WHAT IS EXPECTED: Look through the material and copy each line holding "LocaLingo".

DATA SHOWN:

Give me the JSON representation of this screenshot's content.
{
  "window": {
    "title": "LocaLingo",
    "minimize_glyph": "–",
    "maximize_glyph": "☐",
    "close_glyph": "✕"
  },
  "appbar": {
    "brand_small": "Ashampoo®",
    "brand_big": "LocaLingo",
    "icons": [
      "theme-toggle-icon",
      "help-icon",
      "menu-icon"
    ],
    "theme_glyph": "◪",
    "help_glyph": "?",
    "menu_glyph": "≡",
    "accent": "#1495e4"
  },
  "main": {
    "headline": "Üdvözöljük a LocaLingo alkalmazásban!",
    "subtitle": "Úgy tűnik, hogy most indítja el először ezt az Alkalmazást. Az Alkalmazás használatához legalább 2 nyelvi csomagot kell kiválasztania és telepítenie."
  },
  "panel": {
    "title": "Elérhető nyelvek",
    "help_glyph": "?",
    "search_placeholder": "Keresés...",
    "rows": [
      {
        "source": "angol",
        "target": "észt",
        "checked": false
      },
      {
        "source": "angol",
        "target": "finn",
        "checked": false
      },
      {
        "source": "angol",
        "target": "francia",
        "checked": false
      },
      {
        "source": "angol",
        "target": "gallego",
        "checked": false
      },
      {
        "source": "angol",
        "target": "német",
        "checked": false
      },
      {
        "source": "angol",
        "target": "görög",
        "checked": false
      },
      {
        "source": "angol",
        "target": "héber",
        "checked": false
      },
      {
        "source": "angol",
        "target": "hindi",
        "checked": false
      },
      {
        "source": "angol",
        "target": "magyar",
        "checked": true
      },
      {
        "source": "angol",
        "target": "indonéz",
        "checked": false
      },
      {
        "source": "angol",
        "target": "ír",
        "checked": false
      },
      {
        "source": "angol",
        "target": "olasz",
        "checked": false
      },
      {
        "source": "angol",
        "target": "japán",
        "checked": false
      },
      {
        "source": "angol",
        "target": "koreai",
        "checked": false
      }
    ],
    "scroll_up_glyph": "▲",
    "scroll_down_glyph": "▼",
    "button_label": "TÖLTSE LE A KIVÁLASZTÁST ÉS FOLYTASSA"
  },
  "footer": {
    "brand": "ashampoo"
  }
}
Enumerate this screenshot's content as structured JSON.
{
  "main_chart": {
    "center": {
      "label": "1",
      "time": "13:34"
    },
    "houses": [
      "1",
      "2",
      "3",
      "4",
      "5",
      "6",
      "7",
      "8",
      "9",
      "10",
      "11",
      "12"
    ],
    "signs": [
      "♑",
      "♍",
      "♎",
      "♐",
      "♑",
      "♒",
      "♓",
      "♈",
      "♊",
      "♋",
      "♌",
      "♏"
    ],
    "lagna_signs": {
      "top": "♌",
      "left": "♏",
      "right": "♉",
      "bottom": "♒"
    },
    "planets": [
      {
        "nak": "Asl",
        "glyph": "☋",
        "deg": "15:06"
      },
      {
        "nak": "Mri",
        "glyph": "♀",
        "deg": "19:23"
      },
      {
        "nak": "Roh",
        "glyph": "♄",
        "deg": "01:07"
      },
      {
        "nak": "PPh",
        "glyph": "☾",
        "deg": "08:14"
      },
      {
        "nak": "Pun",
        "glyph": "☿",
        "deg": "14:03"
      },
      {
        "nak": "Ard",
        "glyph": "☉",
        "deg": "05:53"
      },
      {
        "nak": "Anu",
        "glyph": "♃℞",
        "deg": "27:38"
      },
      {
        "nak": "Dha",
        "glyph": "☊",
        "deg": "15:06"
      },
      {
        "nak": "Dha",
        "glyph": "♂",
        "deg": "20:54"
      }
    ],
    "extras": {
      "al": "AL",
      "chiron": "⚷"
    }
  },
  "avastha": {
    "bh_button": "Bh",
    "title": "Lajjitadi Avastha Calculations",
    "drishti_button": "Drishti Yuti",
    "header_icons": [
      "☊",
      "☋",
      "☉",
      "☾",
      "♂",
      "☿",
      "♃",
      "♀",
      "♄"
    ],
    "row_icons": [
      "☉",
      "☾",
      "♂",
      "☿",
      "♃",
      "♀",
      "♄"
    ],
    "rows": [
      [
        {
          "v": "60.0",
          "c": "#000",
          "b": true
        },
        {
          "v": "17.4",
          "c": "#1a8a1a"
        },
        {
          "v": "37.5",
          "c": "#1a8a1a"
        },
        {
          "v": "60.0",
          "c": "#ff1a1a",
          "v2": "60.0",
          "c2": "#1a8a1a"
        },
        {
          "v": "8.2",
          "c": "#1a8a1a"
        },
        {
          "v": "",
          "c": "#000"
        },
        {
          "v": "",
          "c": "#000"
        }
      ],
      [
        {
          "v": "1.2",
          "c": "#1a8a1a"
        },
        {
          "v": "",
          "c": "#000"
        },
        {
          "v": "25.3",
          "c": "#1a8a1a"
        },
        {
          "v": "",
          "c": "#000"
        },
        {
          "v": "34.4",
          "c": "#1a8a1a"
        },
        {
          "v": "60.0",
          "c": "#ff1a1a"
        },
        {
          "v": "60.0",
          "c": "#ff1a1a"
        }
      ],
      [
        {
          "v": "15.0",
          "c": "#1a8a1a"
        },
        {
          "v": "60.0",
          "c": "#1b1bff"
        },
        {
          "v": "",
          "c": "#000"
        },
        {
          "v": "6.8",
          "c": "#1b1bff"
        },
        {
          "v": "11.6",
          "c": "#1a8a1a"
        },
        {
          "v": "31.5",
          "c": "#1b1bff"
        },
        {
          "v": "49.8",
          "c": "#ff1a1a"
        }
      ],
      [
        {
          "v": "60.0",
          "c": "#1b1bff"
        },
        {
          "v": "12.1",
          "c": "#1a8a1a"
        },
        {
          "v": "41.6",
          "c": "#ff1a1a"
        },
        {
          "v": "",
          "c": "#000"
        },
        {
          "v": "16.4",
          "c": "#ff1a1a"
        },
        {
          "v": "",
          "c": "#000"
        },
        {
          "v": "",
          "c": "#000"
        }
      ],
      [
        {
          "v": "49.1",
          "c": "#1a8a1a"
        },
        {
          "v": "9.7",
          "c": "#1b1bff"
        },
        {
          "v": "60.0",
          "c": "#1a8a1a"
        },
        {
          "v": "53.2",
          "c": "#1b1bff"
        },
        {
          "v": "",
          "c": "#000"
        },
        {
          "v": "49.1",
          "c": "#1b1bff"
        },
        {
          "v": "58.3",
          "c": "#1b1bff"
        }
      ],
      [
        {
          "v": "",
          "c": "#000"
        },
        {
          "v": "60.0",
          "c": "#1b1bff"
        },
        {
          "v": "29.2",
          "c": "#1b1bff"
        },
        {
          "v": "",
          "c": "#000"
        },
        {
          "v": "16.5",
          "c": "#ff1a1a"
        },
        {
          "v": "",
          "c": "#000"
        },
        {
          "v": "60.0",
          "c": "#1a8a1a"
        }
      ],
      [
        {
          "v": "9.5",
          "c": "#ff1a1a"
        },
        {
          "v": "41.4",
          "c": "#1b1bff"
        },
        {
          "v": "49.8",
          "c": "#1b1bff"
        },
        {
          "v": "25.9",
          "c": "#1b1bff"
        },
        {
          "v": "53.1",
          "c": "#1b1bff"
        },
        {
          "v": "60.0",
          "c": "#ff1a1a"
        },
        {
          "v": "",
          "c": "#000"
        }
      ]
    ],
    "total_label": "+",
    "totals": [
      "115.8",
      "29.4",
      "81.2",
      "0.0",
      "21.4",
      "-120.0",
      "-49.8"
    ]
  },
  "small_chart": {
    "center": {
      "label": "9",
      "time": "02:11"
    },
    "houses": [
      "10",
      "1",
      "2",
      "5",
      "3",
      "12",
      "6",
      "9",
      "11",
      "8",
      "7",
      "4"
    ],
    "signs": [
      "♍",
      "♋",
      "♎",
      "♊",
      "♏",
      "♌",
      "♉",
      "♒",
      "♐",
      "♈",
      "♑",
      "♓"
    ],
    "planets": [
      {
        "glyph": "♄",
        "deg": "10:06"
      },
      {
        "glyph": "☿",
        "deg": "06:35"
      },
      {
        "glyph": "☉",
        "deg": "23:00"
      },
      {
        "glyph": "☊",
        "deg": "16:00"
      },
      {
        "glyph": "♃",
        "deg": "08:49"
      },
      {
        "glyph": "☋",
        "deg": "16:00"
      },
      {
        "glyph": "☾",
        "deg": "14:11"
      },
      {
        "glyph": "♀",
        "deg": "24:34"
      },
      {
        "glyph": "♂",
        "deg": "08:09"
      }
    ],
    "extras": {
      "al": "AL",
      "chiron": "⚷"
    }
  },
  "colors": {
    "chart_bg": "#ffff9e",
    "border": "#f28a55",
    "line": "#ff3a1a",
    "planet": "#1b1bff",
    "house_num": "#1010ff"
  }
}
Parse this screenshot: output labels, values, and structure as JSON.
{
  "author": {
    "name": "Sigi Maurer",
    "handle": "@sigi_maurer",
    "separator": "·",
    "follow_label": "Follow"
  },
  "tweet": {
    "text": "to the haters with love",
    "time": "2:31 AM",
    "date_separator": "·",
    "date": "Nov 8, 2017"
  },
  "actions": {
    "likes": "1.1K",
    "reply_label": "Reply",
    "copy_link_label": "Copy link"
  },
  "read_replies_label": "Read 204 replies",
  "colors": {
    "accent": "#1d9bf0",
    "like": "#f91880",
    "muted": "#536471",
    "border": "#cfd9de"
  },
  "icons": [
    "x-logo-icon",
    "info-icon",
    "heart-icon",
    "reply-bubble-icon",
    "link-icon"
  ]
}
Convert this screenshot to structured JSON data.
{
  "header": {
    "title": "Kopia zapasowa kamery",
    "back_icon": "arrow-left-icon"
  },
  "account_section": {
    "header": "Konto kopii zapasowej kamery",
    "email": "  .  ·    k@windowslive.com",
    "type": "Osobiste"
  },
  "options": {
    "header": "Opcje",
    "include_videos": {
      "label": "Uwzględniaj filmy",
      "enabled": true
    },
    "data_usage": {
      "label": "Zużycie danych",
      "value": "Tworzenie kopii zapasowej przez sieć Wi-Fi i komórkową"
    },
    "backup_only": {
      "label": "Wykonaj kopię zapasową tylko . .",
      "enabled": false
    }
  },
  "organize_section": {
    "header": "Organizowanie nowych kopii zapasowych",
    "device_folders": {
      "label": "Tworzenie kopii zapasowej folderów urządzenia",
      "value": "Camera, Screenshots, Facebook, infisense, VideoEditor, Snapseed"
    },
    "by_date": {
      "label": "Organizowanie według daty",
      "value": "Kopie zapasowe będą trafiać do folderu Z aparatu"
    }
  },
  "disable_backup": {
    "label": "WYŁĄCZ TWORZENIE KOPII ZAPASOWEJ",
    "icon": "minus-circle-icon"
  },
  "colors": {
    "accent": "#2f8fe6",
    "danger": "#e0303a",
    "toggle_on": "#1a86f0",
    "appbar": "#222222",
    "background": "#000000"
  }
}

ANSWER FOR THIS EXERCISE:
    "title": "LocaLingo",
    "brand_big": "LocaLingo",
    "headline": "Üdvözöljük a LocaLingo alkalmazásban!",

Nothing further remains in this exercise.